This classmates’s reply represented a belief about what it takes to be successful in college. It has less to do with the professor and almost everything to do with the student. Students who read, think, study, and work hard within the parameters set by the instructor earn the best grades. The professor lectures, creates tests and assignments, and grades the quality of your work.

Over the entire semester, I never had a  one-on-one conversation with the professor.  Thinking back, this might have set the groundwork for my growing interest in self-directed learning in a connected world. In some ways, it did not set the bar very high. If I can find quality content and a person or group of people to give me rich and substantive feedback on my progress, I would have met or exceeded what I experienced in this first year American civilization class.

The first year of college consisted of the largest class sizes with the least amount of personal feedback and interaction with the professor. Later years involved ample small seminars, rich and rewarding one-on-one conversations with professors, robust peer discussion in and out of class, and even a good measure of formative feedback on my work. Not every class was like that, but many were.
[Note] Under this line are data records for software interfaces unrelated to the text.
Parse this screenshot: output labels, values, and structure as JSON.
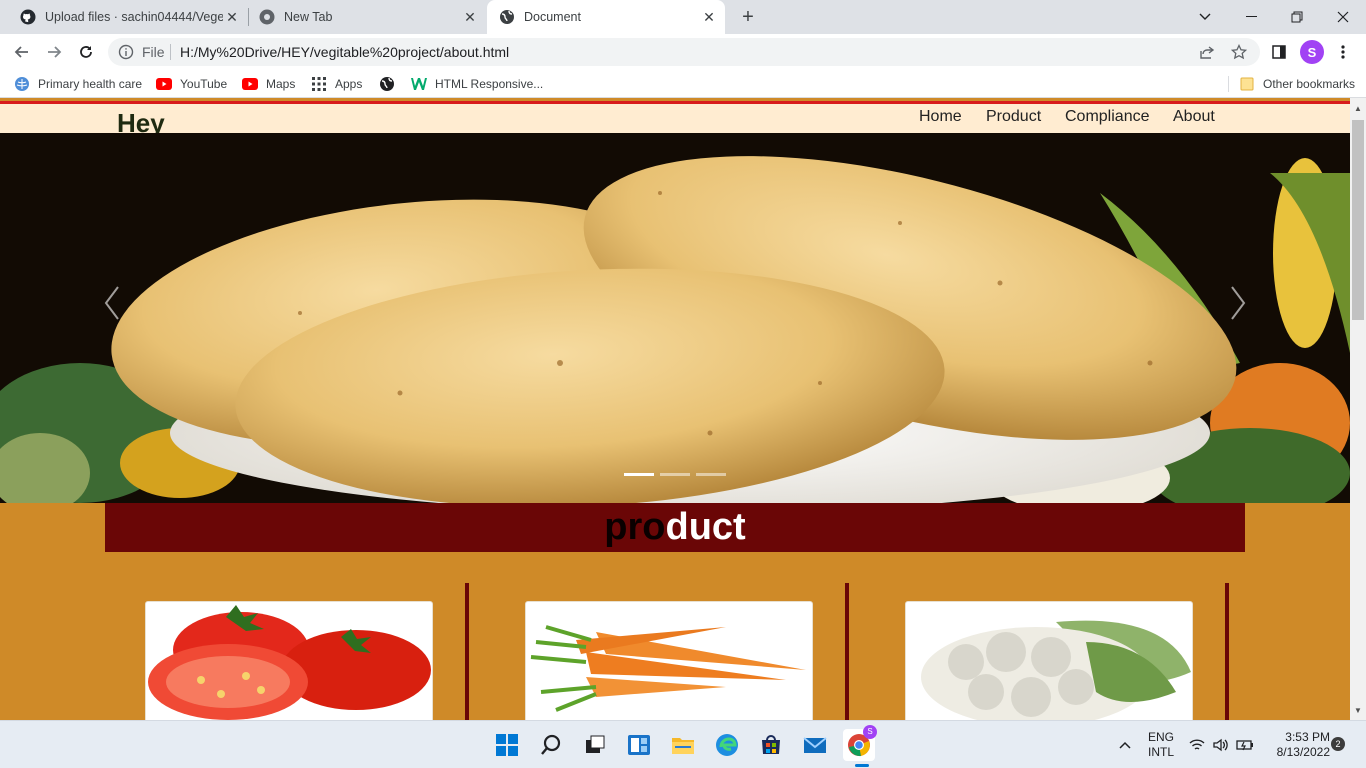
{
  "browser": {
    "tabs": [
      {
        "title": "Upload files · sachin04444/Veget",
        "favicon": "github-icon",
        "active": false
      },
      {
        "title": "New Tab",
        "favicon": "chrome-icon",
        "active": false
      },
      {
        "title": "Document",
        "favicon": "globe-icon",
        "active": true
      }
    ],
    "omnibox": {
      "scheme_label": "File",
      "url": "H:/My%20Drive/HEY/vegitable%20project/about.html"
    },
    "profile_initial": "S",
    "bookmarks": [
      {
        "label": "Primary health care",
        "icon": "who-icon"
      },
      {
        "label": "YouTube",
        "icon": "youtube-icon"
      },
      {
        "label": "Maps",
        "icon": "youtube-icon"
      },
      {
        "label": "Apps",
        "icon": "apps-grid-icon"
      },
      {
        "label": "",
        "icon": "globe-icon"
      },
      {
        "label": "HTML Responsive...",
        "icon": "w3schools-icon"
      }
    ],
    "other_bookmarks": "Other bookmarks"
  },
  "site": {
    "brand": "Hey",
    "nav": [
      "Home",
      "Product",
      "Compliance",
      "About"
    ],
    "hero": {
      "image": "potatoes-on-vegetables",
      "slides": 3,
      "active_slide": 1
    },
    "product_title_part1": "pro",
    "product_title_part2": "duct",
    "products": [
      {
        "image": "tomato"
      },
      {
        "image": "carrot"
      },
      {
        "image": "cauliflower"
      }
    ]
  },
  "taskbar": {
    "apps": [
      "windows-start-icon",
      "search-icon",
      "task-view-icon",
      "widgets-icon",
      "file-explorer-icon",
      "edge-icon",
      "store-icon",
      "mail-icon",
      "chrome-icon"
    ],
    "language": "ENG",
    "layout": "INTL",
    "time": "3:53 PM",
    "date": "8/13/2022",
    "notifications": "2"
  },
  "colors": {
    "nav_bg": "#ffecd1",
    "page_bg": "#cf8a28",
    "band_bg": "#6a0606",
    "accent_line": "#d81b1b"
  }
}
It wasn’t just the class structure that changed. It was me. As I progressed through college, I gained the confidence to seek out mentors. I read and studied for personal interest, not just for a class assignment. I engaged in volunteer work at a large museums to explore my passions and interests in anthropology. I sought out peers with shared interests, and our late-night conversations far exceeded the depth that we reached in formal class settings. In other words, my education took off when I relied less on the instructor and more on my growing capacities as person with curiosity and a love of learning.
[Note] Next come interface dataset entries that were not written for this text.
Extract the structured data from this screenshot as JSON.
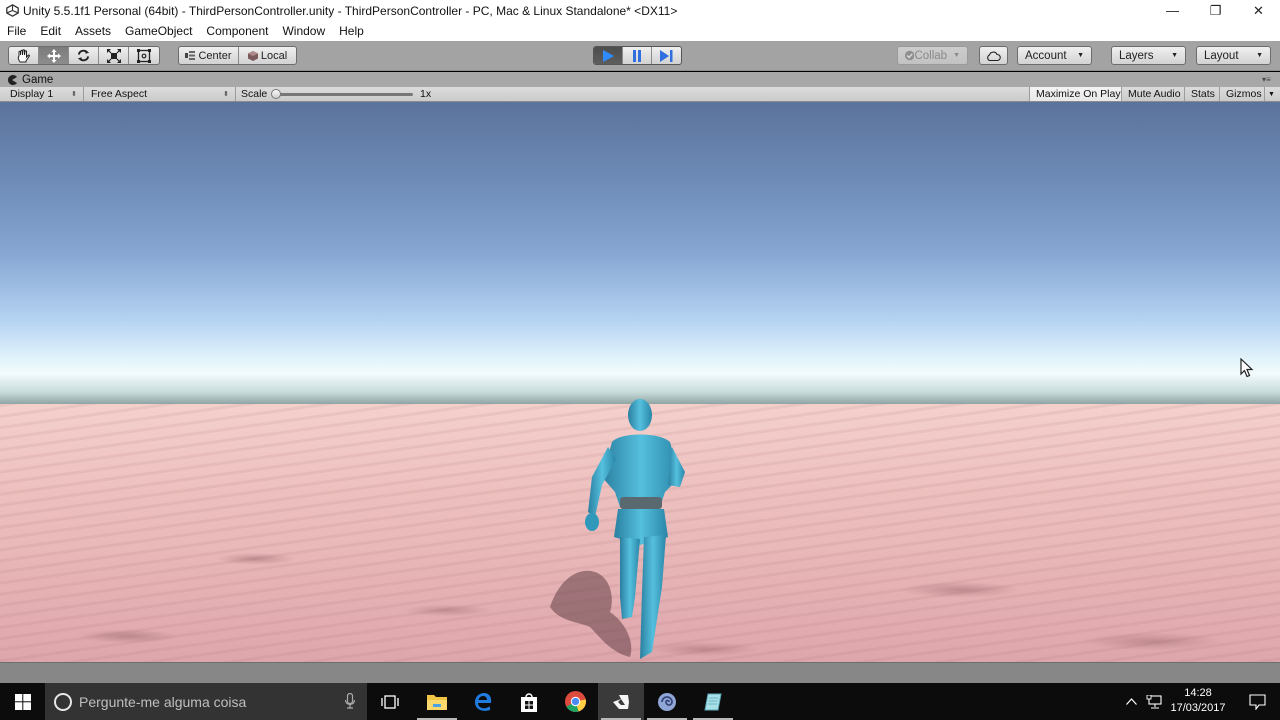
{
  "window": {
    "title": "Unity 5.5.1f1 Personal (64bit) - ThirdPersonController.unity - ThirdPersonController - PC, Mac & Linux Standalone* <DX11>",
    "controls": {
      "minimize": "—",
      "restore": "❐",
      "close": "✕"
    }
  },
  "menubar": {
    "items": [
      {
        "label": "File"
      },
      {
        "label": "Edit"
      },
      {
        "label": "Assets"
      },
      {
        "label": "GameObject"
      },
      {
        "label": "Component"
      },
      {
        "label": "Window"
      },
      {
        "label": "Help"
      }
    ]
  },
  "toolbar": {
    "transform_tools": [
      {
        "name": "hand-tool",
        "icon": "hand-icon"
      },
      {
        "name": "move-tool",
        "icon": "move-icon",
        "active": true
      },
      {
        "name": "rotate-tool",
        "icon": "rotate-icon"
      },
      {
        "name": "scale-tool",
        "icon": "scale-icon"
      },
      {
        "name": "rect-tool",
        "icon": "rect-icon"
      }
    ],
    "pivot_mode": "Center",
    "pivot_rotation": "Local",
    "playback": {
      "play_active": true,
      "pause_active": false,
      "step_active": false
    },
    "collab_label": "Collab",
    "cloud_icon": "cloud-icon",
    "account_label": "Account",
    "layers_label": "Layers",
    "layout_label": "Layout",
    "accent_color": "#2f8cff"
  },
  "game_view": {
    "tab_label": "Game",
    "display_selected": "Display 1",
    "aspect_selected": "Free Aspect",
    "scale_label": "Scale",
    "scale_value": "1x",
    "scale_fraction": 0.0,
    "maximize_on_play": "Maximize On Play",
    "mute_audio": "Mute Audio",
    "stats": "Stats",
    "gizmos": "Gizmos"
  },
  "scene": {
    "sky_color_top": "#5b739c",
    "horizon_color": "#f2fbfd",
    "ground_color": "#eec2c0",
    "character_color": "#3fa8c8"
  },
  "taskbar": {
    "search_placeholder": "Pergunte-me alguma coisa",
    "pinned": [
      {
        "name": "task-view",
        "icon": "task-view-icon"
      },
      {
        "name": "file-explorer",
        "icon": "folder-icon"
      },
      {
        "name": "edge",
        "icon": "edge-icon"
      },
      {
        "name": "store",
        "icon": "store-icon"
      },
      {
        "name": "chrome",
        "icon": "chrome-icon"
      },
      {
        "name": "unity",
        "icon": "unity-icon",
        "active": true
      },
      {
        "name": "app-swirl",
        "icon": "swirl-app-icon"
      },
      {
        "name": "app-notepad",
        "icon": "notepad-icon"
      }
    ],
    "clock": {
      "time": "14:28",
      "date": "17/03/2017"
    }
  }
}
While there is much that learning organizations can do to create higher quality learning experiences, the single most important part of an education that promotes access & opportunity is student ownership. If K-12 and higher education institutions are going to truly equip people to thrive as learners and throughout life, it will come from nurturing people who are not dependent upon a formal teacher-student construct. People with ownership who can self-regulate and self-direct have a huge advantage in the connected world. Where traditional literacy was once a key to the treasures of learning and opportunity, self-direction is that key in the emergent future. Resources that meet or far exceed what I experienced in a first year American civilization lecture are freely available to those who can find and take advantage of them. Empowering people to take advantage of such resources and communities is one of our best changes at making progress toward access, opportunity, even workforce development.